**WORK ITEM**
Which of the lines below include the word "icon"? Pull each one out.

Data records for software interfaces
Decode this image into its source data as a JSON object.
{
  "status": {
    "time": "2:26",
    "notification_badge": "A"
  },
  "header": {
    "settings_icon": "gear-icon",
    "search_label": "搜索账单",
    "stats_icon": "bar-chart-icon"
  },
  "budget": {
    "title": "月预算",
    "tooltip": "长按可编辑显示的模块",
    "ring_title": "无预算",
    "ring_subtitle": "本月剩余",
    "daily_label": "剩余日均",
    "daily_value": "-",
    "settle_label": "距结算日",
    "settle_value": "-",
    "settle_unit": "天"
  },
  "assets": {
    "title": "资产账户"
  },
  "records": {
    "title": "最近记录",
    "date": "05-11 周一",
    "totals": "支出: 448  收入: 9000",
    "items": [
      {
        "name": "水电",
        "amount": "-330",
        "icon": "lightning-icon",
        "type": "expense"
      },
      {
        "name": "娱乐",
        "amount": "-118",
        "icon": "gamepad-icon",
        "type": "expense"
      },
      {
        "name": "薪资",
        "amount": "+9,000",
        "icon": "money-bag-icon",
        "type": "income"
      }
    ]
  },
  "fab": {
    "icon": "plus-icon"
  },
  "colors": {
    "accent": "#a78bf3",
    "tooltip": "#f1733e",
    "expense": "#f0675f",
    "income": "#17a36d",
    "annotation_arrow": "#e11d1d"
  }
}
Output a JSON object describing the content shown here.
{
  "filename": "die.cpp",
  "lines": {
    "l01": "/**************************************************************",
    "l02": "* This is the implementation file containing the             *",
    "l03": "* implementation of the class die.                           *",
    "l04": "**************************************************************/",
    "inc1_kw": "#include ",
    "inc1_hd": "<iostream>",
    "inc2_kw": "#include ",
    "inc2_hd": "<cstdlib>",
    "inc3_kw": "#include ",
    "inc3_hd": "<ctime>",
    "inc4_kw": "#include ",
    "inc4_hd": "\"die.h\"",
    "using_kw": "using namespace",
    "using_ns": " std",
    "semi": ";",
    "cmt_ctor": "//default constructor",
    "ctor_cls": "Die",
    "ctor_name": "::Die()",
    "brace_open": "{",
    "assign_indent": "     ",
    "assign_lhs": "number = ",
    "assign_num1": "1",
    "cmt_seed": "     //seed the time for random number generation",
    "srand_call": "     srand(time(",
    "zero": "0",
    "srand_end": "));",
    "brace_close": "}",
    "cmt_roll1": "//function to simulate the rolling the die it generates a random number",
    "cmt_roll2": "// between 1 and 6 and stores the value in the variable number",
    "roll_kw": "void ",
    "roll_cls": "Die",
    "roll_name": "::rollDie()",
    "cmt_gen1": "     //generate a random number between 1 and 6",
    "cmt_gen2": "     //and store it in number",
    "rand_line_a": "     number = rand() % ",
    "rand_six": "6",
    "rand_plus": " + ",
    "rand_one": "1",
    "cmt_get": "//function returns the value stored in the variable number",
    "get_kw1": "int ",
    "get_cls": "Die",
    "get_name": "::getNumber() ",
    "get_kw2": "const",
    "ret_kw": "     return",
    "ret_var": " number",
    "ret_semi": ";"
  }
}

**EXERCISE RESPONSE**
    "settings_icon": "gear-icon",
    "stats_icon": "bar-chart-icon"
        "icon": "lightning-icon",
        "icon": "gamepad-icon",
        "icon": "money-bag-icon",
    "icon": "plus-icon"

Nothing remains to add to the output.